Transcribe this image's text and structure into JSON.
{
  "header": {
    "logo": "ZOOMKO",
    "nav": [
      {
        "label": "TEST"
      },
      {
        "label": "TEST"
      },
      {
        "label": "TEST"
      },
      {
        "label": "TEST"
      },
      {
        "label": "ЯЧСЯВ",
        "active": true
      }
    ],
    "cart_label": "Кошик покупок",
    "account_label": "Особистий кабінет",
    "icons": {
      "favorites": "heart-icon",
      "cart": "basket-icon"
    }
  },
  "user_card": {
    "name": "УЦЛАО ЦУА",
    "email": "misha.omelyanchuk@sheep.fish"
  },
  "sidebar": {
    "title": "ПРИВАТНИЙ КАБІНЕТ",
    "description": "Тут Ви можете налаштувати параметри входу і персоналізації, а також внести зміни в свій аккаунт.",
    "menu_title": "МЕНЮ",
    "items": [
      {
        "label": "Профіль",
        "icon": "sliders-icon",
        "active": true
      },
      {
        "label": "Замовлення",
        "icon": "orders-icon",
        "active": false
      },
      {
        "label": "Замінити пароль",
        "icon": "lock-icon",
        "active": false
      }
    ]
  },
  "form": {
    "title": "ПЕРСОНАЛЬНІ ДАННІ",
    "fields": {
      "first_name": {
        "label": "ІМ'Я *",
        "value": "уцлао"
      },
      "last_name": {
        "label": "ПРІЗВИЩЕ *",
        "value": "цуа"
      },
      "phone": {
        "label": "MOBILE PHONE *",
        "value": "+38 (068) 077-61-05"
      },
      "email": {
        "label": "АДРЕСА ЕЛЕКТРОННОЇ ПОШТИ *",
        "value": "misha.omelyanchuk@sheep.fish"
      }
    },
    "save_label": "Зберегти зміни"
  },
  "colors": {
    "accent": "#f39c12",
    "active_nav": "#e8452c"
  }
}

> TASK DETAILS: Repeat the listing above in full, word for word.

> ANSWER TO THIS PROBLEM:
Transcribe this image's text and structure into JSON.
{
  "header": {
    "logo": "ZOOMKO",
    "nav": [
      {
        "label": "TEST"
      },
      {
        "label": "TEST"
      },
      {
        "label": "TEST"
      },
      {
        "label": "TEST"
      },
      {
        "label": "ЯЧСЯВ",
        "active": true
      }
    ],
    "cart_label": "Кошик покупок",
    "account_label": "Особистий кабінет",
    "icons": {
      "favorites": "heart-icon",
      "cart": "basket-icon"
    }
  },
  "user_card": {
    "name": "УЦЛАО ЦУА",
    "email": "misha.omelyanchuk@sheep.fish"
  },
  "sidebar": {
    "title": "ПРИВАТНИЙ КАБІНЕТ",
    "description": "Тут Ви можете налаштувати параметри входу і персоналізації, а також внести зміни в свій аккаунт.",
    "menu_title": "МЕНЮ",
    "items": [
      {
        "label": "Профіль",
        "icon": "sliders-icon",
        "active": true
      },
      {
        "label": "Замовлення",
        "icon": "orders-icon",
        "active": false
      },
      {
        "label": "Замінити пароль",
        "icon": "lock-icon",
        "active": false
      }
    ]
  },
  "form": {
    "title": "ПЕРСОНАЛЬНІ ДАННІ",
    "fields": {
      "first_name": {
        "label": "ІМ'Я *",
        "value": "уцлао"
      },
      "last_name": {
        "label": "ПРІЗВИЩЕ *",
        "value": "цуа"
      },
      "phone": {
        "label": "MOBILE PHONE *",
        "value": "+38 (068) 077-61-05"
      },
      "email": {
        "label": "АДРЕСА ЕЛЕКТРОННОЇ ПОШТИ *",
        "value": "misha.omelyanchuk@sheep.fish"
      }
    },
    "save_label": "Зберегти зміни"
  },
  "colors": {
    "accent": "#f39c12",
    "active_nav": "#e8452c"
  }
}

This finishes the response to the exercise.